Iran claims to be winning war with online gambling sites


Iran’s efforts to combat unauthorized online gambling are proving enormously successful, at least, according to the guy who has to answer to the mullahs if the campaign fails.

Iranian media quoted the nation’s top cybercop General Vahid Majid saying that the authorities had observed “an increase in cybercrime every year” since the formation of the FATA cyber police unit in 2011. Majid made the comments at a recent press conference aimed at debunking COVID-19 misinformation that was circulating online.

Majid (pictured) also warned the public that attempts to gamble online or promote such activity via social media or other digital channels during the country’s pandemic lockdown would be “dealt with severely.” Majic claimed that FATA had to date targeted “6,157 sites and 730 websites” engaged in such activities, resulting in 2,884 judicial actions against those responsible.

Last October, Majid was celebrating the disruption of nine groups responsible for 61 online gambling sites. Gambling in any form is strictly illegal in the Islamic Republic of Iran, with the authorities even targeting state television’s version of the Who Wants To Be A Millionaire game show.

Earlier this year, the FATA chief in Hamadan province warned the public that “anyone who wants to bet on cyberspace is guilty according to the law and will be dealt with” according to the law. Iranian nationals are subject to up to six months in prison as well as 74 lashes if caught engaging in illegal gambling.

Gambling operators can face up to two years in prison, or even longer for repeat offenders, so it’s no wonder that the bulk of Iran-facing gambling operations are conducted from outside the country.

Turkey is reportedly the primary base of operations for Iran-facing gambling and betting sites, which rely on a stable of Farsi-speaking Instagram influencers, including some popular hip-hop artists, to pitch Iran-based gamblers on where to find the best online action.

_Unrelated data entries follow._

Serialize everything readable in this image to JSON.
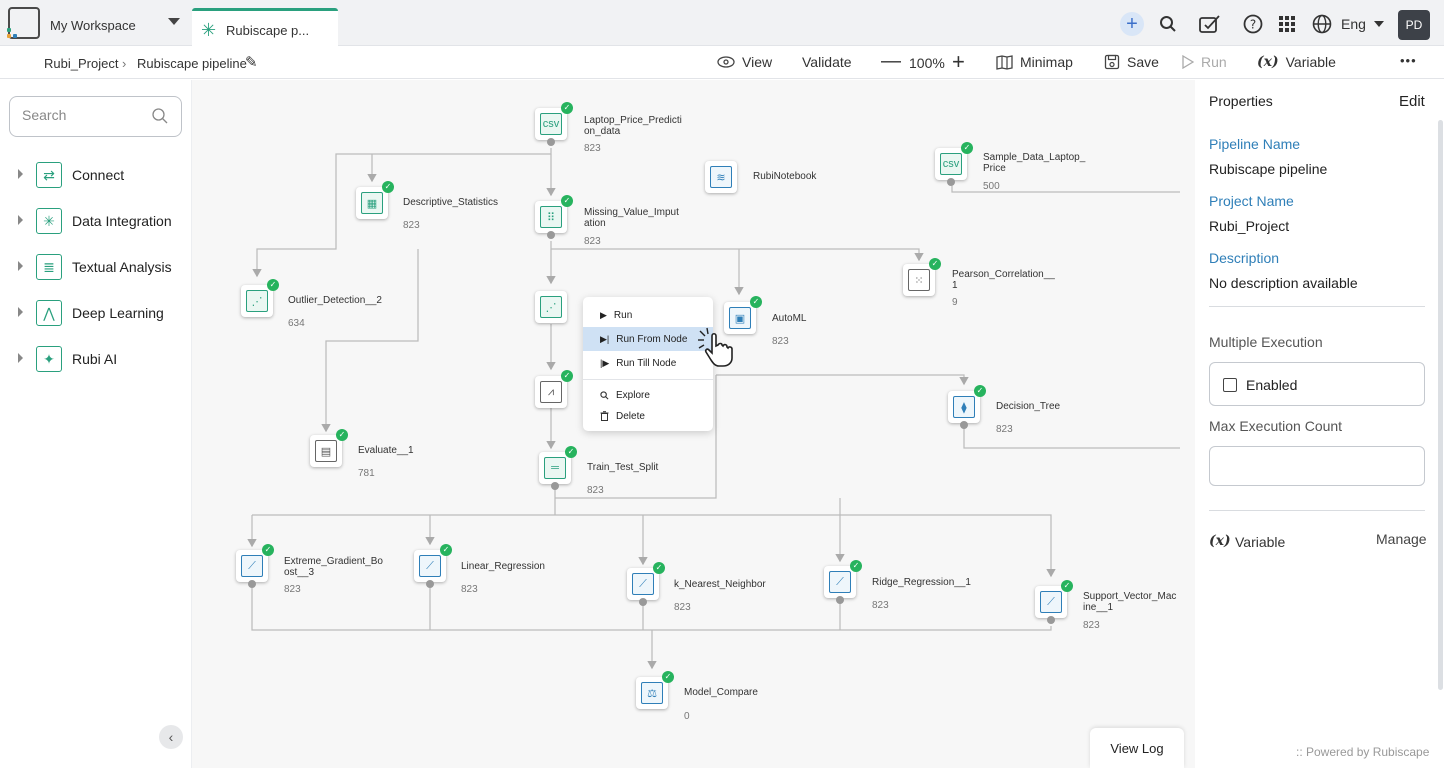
{
  "topbar": {
    "workspace_label": "My Workspace",
    "tab_label": "Rubiscape p...",
    "language": "Eng",
    "avatar_initials": "PD",
    "icons": [
      "plus-icon",
      "search-icon",
      "task-icon",
      "help-icon",
      "apps-grid-icon",
      "globe-icon"
    ]
  },
  "breadcrumb": {
    "project": "Rubi_Project",
    "separator": "›",
    "pipeline": "Rubiscape pipeline"
  },
  "toolbar": {
    "view": "View",
    "validate": "Validate",
    "zoom": "100%",
    "minimap": "Minimap",
    "save": "Save",
    "run": "Run",
    "variable_symbol": "(x)",
    "variable": "Variable",
    "more": "•••"
  },
  "sidebar": {
    "search_placeholder": "Search",
    "items": [
      {
        "label": "Connect",
        "icon": "connect-icon",
        "glyph": "⇄"
      },
      {
        "label": "Data Integration",
        "icon": "data-integration-icon",
        "glyph": "✳"
      },
      {
        "label": "Textual Analysis",
        "icon": "textual-analysis-icon",
        "glyph": "≣"
      },
      {
        "label": "Deep Learning",
        "icon": "deep-learning-icon",
        "glyph": "⋀"
      },
      {
        "label": "Rubi AI",
        "icon": "rubi-ai-icon",
        "glyph": "✦"
      }
    ]
  },
  "nodes": {
    "laptop": {
      "label1": "Laptop_Price_Predicti",
      "label2": "on_data",
      "count": "823",
      "glyph": "csv"
    },
    "sample": {
      "label1": "Sample_Data_Laptop_",
      "label2": "Price",
      "count": "500",
      "glyph": "csv"
    },
    "rubinotebook": {
      "label1": "RubiNotebook",
      "glyph": "≋"
    },
    "descstats": {
      "label1": "Descriptive_Statistics",
      "count": "823",
      "glyph": "▦"
    },
    "missing": {
      "label1": "Missing_Value_Imput",
      "label2": "ation",
      "count": "823",
      "glyph": "⠿"
    },
    "outlier": {
      "label1": "Outlier_Detection__2",
      "count": "634",
      "glyph": "⋰"
    },
    "pearson": {
      "label1": "Pearson_Correlation__",
      "label2": "1",
      "count": "9",
      "glyph": "⁙"
    },
    "hidden1": {
      "glyph": "⋰"
    },
    "automl": {
      "label1": "AutoML",
      "count": "823",
      "glyph": "▣"
    },
    "hidden2": {
      "glyph": "⩘"
    },
    "decision": {
      "label1": "Decision_Tree",
      "count": "823",
      "glyph": "⧫"
    },
    "evaluate": {
      "label1": "Evaluate__1",
      "count": "781",
      "glyph": "▤"
    },
    "traintest": {
      "label1": "Train_Test_Split",
      "count": "823",
      "glyph": "═"
    },
    "xgb": {
      "label1": "Extreme_Gradient_Bo",
      "label2": "ost__3",
      "count": "823",
      "glyph": "⟋"
    },
    "linreg": {
      "label1": "Linear_Regression",
      "count": "823",
      "glyph": "⟋"
    },
    "knn": {
      "label1": "k_Nearest_Neighbor",
      "count": "823",
      "glyph": "⟋"
    },
    "ridge": {
      "label1": "Ridge_Regression__1",
      "count": "823",
      "glyph": "⟋"
    },
    "svm": {
      "label1": "Support_Vector_Mac",
      "label2": "ine__1",
      "count": "823",
      "glyph": "⟋"
    },
    "compare": {
      "label1": "Model_Compare",
      "count": "0",
      "glyph": "⚖"
    }
  },
  "context_menu": {
    "run": "Run",
    "run_from_node": "Run From Node",
    "run_till_node": "Run Till Node",
    "explore": "Explore",
    "delete": "Delete"
  },
  "view_log": "View Log",
  "properties": {
    "title": "Properties",
    "edit": "Edit",
    "pipeline_name_key": "Pipeline Name",
    "pipeline_name": "Rubiscape pipeline",
    "project_name_key": "Project Name",
    "project_name": "Rubi_Project",
    "description_key": "Description",
    "description": "No description available",
    "multiple_execution": "Multiple Execution",
    "enabled": "Enabled",
    "max_execution_count": "Max Execution Count",
    "max_execution_value": "",
    "variable_symbol": "(x)",
    "variable": "Variable",
    "manage": "Manage"
  },
  "footer": ":: Powered by Rubiscape",
  "colors": {
    "accent": "#2aa07e",
    "link": "#2f7fb8",
    "success": "#27b35e",
    "menu_active": "#cfe1f4"
  }
}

These sites have no direct access to Iran’s banking system, creating the need for their customers to deal with third-parties who convert Iranian tomans into digital currency that can be funneled to the gambling sites via transactions disguised as less controversial commercial products.